Instructions for the task> Pull every line with "Пополнить" from the data below and copy it.

(Dataset rows for apps and sites)
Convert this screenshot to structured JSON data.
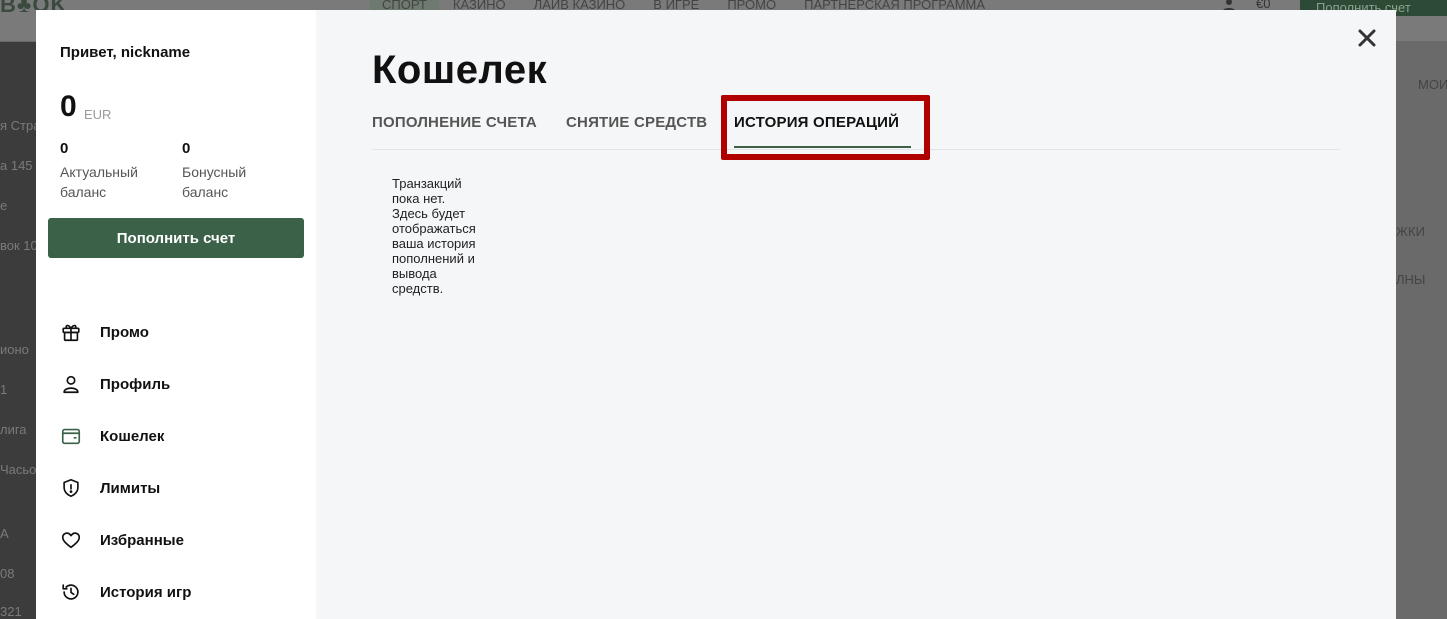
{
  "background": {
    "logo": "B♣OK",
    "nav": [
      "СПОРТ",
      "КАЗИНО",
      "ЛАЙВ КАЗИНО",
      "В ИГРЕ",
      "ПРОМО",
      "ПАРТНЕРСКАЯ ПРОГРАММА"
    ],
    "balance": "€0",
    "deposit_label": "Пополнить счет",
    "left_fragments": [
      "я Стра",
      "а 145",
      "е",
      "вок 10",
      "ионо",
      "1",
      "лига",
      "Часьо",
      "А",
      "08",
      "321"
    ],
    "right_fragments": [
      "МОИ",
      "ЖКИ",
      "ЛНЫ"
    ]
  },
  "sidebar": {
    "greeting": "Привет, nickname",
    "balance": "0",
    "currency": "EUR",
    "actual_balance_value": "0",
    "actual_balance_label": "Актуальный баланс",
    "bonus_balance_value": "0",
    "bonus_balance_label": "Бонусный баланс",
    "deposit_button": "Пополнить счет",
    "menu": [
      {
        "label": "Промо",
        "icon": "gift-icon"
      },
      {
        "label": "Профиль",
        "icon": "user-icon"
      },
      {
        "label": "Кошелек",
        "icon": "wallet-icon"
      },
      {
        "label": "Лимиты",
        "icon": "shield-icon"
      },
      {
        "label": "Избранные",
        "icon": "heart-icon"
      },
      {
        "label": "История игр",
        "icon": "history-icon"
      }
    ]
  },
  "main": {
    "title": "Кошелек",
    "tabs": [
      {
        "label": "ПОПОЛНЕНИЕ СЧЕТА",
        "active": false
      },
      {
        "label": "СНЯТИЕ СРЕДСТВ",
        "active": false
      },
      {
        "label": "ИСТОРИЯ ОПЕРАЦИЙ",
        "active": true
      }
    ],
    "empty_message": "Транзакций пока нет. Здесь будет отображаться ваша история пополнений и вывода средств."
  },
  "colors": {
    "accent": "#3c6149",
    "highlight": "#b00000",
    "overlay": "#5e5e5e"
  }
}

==

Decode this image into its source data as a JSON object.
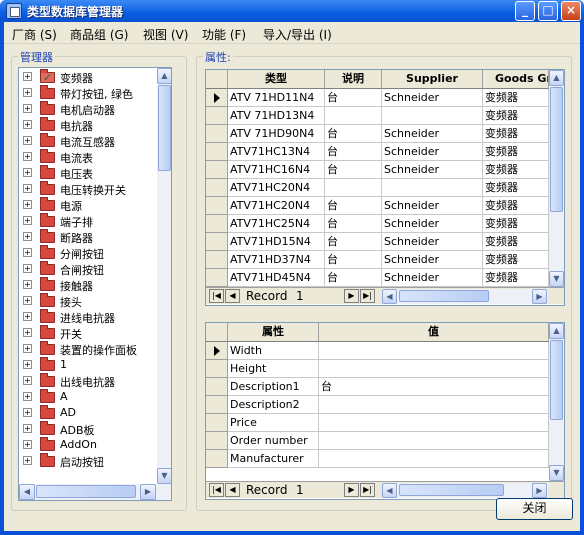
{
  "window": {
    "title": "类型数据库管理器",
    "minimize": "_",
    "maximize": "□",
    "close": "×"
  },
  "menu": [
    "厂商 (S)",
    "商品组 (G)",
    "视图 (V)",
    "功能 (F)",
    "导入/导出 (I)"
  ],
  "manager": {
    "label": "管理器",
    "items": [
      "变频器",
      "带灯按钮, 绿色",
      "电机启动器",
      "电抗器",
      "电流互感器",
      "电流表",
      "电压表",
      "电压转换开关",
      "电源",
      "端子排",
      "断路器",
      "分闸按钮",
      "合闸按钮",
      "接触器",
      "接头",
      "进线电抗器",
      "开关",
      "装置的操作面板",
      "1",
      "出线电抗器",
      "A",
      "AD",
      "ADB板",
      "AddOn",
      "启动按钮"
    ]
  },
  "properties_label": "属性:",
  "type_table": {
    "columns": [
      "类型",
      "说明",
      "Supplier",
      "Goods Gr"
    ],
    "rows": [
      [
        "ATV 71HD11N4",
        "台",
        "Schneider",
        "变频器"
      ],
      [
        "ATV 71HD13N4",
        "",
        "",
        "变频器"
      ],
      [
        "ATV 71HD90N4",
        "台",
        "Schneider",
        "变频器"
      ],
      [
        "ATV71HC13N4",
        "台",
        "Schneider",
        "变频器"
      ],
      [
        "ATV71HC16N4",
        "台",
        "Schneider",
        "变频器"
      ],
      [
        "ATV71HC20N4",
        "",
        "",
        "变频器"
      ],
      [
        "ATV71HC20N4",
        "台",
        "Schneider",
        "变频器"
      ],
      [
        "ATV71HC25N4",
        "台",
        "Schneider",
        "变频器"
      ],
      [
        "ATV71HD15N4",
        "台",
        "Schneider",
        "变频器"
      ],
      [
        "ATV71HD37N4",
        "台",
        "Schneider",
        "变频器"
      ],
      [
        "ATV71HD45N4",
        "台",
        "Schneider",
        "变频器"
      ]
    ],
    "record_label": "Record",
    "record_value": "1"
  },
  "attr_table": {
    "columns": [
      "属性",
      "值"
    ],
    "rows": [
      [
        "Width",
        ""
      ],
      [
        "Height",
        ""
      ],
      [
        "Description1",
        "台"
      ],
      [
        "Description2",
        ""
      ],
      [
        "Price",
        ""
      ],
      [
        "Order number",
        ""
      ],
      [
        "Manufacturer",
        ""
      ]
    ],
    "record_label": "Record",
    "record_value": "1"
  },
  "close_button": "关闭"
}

Solution for this task>
    "deposit_label": "Пополнить счет",
    "deposit_button": "Пополнить счет",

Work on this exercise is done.